Shocking Facebook A/B Test Results Due to Page Name

I just concluded an A/B test that I ran simply out of curiosity. I first created a total of 10 campaigns targeting different things and having different creatives. I then created identical copies of these 10 campaigns.

In summary, I had 20 CBO campaigns divided into group A and group B. I created 2 brand new Facebook pages; one for group A and the second one for group B. The only difference between group A and group B was that the page names from which the ads ran were different. The adsets, targeting, creatives and everything else was 100% identical. On these 2 different pages I even uploaded identical display pictures and content.

The results came out to be very shocking for me. I use the word shocking because the price per result wasn’t slightly higher on one page than the other.

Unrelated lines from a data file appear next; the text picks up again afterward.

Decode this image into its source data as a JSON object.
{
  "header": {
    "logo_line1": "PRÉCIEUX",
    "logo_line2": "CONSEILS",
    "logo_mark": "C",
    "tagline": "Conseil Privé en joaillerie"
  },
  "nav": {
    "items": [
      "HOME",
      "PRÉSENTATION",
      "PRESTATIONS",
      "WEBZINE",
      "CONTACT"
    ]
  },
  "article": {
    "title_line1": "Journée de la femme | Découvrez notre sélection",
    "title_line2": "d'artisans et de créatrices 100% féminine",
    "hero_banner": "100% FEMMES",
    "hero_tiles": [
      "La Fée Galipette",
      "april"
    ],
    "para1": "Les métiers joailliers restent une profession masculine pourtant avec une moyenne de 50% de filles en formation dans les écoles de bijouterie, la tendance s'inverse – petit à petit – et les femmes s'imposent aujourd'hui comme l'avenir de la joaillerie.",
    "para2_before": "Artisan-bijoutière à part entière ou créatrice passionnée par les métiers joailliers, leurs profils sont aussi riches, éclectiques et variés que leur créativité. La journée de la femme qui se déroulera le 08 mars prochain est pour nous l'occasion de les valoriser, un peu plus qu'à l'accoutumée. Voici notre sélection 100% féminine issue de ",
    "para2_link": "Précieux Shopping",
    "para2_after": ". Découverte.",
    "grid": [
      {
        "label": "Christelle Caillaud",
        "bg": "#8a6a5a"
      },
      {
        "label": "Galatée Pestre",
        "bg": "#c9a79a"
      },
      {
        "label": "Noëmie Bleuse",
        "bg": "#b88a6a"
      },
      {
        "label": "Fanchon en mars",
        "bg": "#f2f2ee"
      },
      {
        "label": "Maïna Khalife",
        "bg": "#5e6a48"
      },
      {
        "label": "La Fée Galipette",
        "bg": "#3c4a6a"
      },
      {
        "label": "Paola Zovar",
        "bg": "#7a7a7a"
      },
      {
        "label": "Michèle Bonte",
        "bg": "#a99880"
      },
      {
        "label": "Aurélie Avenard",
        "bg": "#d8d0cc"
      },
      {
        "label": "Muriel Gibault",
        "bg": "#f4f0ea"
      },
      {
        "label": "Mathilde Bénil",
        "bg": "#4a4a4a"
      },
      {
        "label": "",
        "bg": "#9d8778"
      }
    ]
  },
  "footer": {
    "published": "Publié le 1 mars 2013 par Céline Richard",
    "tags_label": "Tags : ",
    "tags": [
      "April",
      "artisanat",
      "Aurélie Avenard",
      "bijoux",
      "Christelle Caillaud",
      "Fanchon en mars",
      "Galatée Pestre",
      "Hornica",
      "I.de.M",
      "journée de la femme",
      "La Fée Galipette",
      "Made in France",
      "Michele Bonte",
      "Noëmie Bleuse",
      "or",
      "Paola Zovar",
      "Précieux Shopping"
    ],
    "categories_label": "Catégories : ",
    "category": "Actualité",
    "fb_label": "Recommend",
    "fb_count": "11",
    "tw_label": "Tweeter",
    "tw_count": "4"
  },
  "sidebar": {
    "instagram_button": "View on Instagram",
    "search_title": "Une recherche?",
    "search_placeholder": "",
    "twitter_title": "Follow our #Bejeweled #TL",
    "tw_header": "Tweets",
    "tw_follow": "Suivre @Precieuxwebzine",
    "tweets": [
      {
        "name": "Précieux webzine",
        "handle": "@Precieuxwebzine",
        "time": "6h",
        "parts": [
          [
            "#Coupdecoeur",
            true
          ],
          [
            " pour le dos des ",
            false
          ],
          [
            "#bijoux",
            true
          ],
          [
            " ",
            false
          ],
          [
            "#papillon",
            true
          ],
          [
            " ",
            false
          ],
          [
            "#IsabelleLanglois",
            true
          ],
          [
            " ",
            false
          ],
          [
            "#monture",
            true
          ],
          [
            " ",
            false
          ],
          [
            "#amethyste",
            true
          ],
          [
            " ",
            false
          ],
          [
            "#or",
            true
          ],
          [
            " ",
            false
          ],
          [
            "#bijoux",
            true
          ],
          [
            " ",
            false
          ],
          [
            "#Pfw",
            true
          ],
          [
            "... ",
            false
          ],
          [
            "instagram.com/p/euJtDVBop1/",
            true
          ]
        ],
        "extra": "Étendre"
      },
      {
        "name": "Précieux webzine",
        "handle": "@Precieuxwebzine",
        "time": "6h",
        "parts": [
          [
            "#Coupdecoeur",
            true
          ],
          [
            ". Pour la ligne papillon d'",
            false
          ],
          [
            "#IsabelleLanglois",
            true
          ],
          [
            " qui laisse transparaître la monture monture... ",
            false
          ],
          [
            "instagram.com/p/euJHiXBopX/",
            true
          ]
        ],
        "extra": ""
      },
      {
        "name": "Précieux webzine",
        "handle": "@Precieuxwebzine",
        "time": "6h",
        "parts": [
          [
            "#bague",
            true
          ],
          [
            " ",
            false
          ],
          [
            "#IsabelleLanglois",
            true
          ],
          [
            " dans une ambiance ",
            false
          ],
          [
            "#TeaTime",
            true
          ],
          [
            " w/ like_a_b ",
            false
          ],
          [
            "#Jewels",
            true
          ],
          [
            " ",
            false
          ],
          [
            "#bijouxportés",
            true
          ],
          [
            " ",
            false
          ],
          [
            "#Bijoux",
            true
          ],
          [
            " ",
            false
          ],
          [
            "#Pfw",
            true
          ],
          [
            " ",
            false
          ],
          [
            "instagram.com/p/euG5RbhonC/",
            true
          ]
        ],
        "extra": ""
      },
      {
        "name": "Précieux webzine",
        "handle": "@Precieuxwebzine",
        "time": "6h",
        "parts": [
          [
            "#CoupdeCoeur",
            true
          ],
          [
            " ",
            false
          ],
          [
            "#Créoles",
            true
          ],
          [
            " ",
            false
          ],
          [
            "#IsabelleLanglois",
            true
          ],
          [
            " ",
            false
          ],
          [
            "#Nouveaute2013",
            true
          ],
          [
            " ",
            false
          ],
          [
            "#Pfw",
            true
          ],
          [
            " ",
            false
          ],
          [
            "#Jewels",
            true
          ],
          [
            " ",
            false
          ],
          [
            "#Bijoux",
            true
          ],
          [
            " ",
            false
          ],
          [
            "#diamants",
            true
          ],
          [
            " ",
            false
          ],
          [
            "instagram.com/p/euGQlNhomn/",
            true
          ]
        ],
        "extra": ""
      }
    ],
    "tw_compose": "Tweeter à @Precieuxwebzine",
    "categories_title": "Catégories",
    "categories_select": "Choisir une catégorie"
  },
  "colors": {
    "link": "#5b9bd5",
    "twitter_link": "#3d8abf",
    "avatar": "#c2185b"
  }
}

It was more than 100% higher which means if CPA was $10 on 1 page, it was $25 on the other page.

The takeaway is that Facebook page name has a massive role in your over-all ad performance and cost per result.

Our Number 1 Winning Strategy: Test Everything

Some people make it seem like that creating viral content is a science. I think there’s some data analytics to it but it’s not entirely science.

In my opinion creating viral content means putting a ton of content out for your audience, studying consumption based on user behavior, and trying to replicate that again in the next piece of content.

It may sound like bit of a science, but the root of all viral content comes down to just pure testing.

These days I spend a lot of time and money running ads for our e-commerce store. The key to running ads right is to test everything; creatives, targeting, copywriting and all permutations of all variants.

In the end, I keep the ones that work, and stop the ones that don’t.

Product video ads aren’t much different either. I believe that before the consumers have received and used the product first hand, the product is only as good as it’s creative.

Sometimes we take segments of what works within multiple creatives and stitch together to make what now works as a whole.

In the end, for me, it’s just testing, looking at results, and improving based on the data.